Interface dataset entries:
•••

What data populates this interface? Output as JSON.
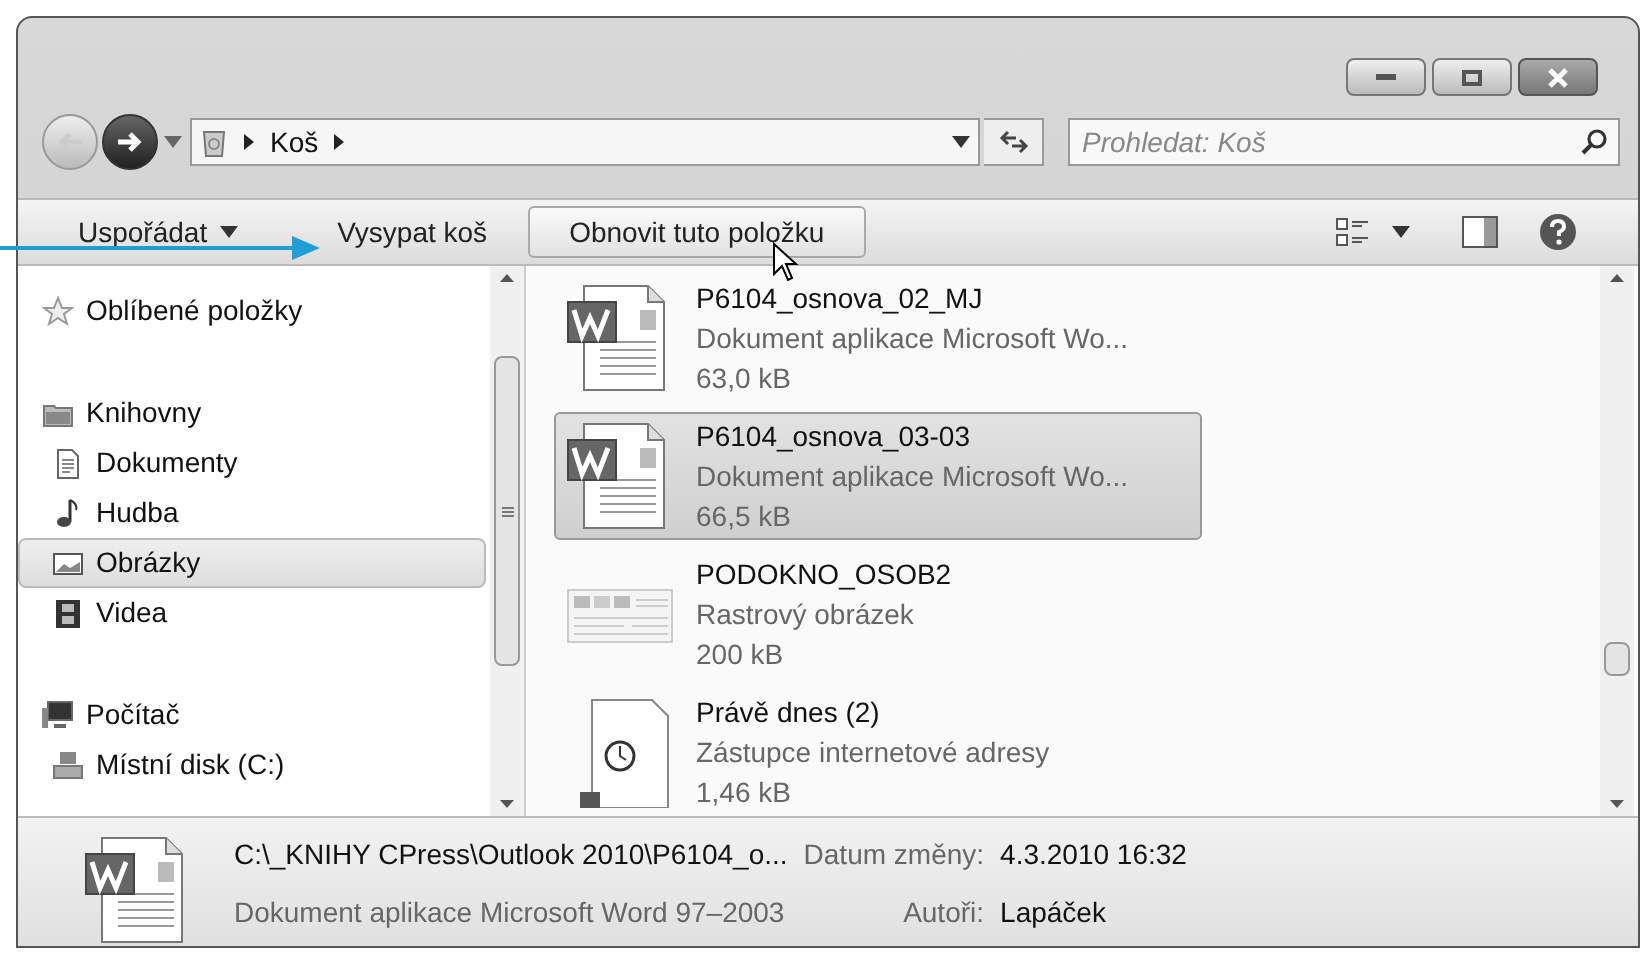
{
  "address": {
    "crumbs": [
      "Koš"
    ]
  },
  "search": {
    "placeholder": "Prohledat: Koš"
  },
  "toolbar": {
    "organize": "Uspořádat",
    "buttons": [
      {
        "label": "Vysypat koš",
        "hover": false
      },
      {
        "label": "Obnovit tuto položku",
        "hover": true
      }
    ]
  },
  "navigation": [
    {
      "label": "Oblíbené položky",
      "kind": "star",
      "selected": false
    },
    {
      "label": "Knihovny",
      "kind": "library",
      "selected": false,
      "children": [
        {
          "label": "Dokumenty",
          "kind": "document",
          "selected": false
        },
        {
          "label": "Hudba",
          "kind": "music",
          "selected": false
        },
        {
          "label": "Obrázky",
          "kind": "picture",
          "selected": true
        },
        {
          "label": "Videa",
          "kind": "video",
          "selected": false
        }
      ]
    },
    {
      "label": "Počítač",
      "kind": "computer",
      "selected": false,
      "children": [
        {
          "label": "Místní disk (C:)",
          "kind": "disk",
          "selected": false
        }
      ]
    }
  ],
  "files": [
    {
      "name": "P6104_osnova_02_MJ",
      "type": "Dokument aplikace Microsoft Wo...",
      "size": "63,0 kB",
      "kind": "word",
      "selected": false
    },
    {
      "name": "P6104_osnova_03-03",
      "type": "Dokument aplikace Microsoft Wo...",
      "size": "66,5 kB",
      "kind": "word",
      "selected": true
    },
    {
      "name": "PODOKNO_OSOB2",
      "type": "Rastrový obrázek",
      "size": "200 kB",
      "kind": "image",
      "selected": false
    },
    {
      "name": "Právě dnes (2)",
      "type": "Zástupce internetové adresy",
      "size": "1,46 kB",
      "kind": "shortcut",
      "selected": false
    }
  ],
  "details": {
    "path": "C:\\_KNIHY CPress\\Outlook 2010\\P6104_o...",
    "type": "Dokument aplikace Microsoft Word 97–2003",
    "fields": [
      {
        "label": "Datum změny:",
        "value": "4.3.2010 16:32"
      },
      {
        "label": "Autoři:",
        "value": "Lapáček"
      }
    ]
  }
}
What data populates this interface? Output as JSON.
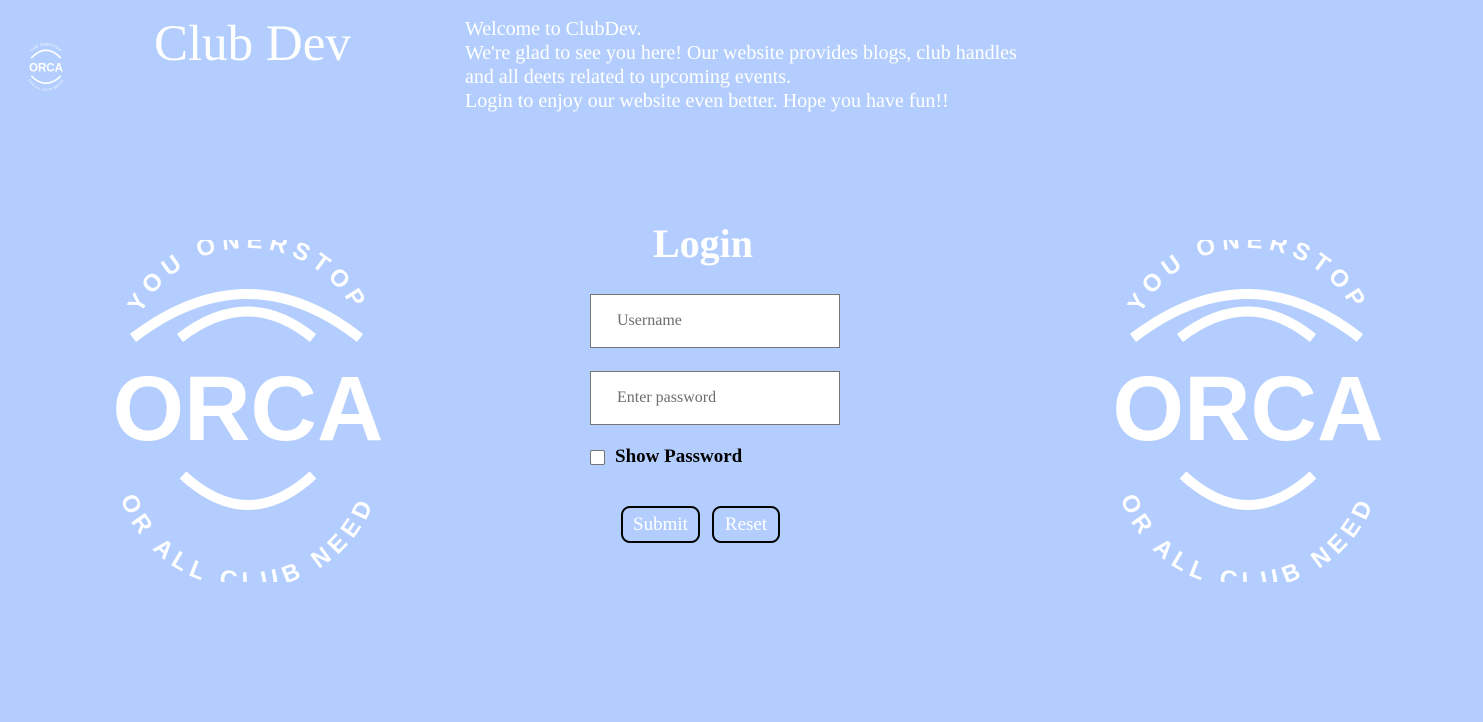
{
  "header": {
    "logo": {
      "top_text": "THE ONESTOP",
      "brand": "ORCA",
      "bottom_text": "FOR ALL CLUB NEEDS"
    },
    "title": "Club Dev",
    "welcome_lines": [
      "Welcome to ClubDev.",
      "We're glad to see you here! Our website provides blogs, club handles",
      "and all deets related to upcoming events.",
      "Login to enjoy our website even better. Hope you have fun!!"
    ]
  },
  "side_logo": {
    "top_text": "YOU ONERSTOP",
    "brand": "ORCA",
    "bottom_text": "FOR ALL CLUB NEEDS"
  },
  "login": {
    "title": "Login",
    "username_placeholder": "Username",
    "username_value": "",
    "password_placeholder": "Enter password",
    "password_value": "",
    "show_password_label": "Show Password",
    "show_password_checked": false,
    "submit_label": "Submit",
    "reset_label": "Reset"
  },
  "colors": {
    "background": "#b3cefe",
    "text": "#ffffff",
    "button_border": "#000000"
  }
}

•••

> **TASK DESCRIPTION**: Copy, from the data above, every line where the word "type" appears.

> **EXERCISE RESULT**:
      "type": "Dokument aplikace Microsoft Wo...",
      "type": "Dokument aplikace Microsoft Wo...",
      "type": "Rastrový obrázek",
      "type": "Zástupce internetové adresy",
    "type": "Dokument aplikace Microsoft Word 97–2003",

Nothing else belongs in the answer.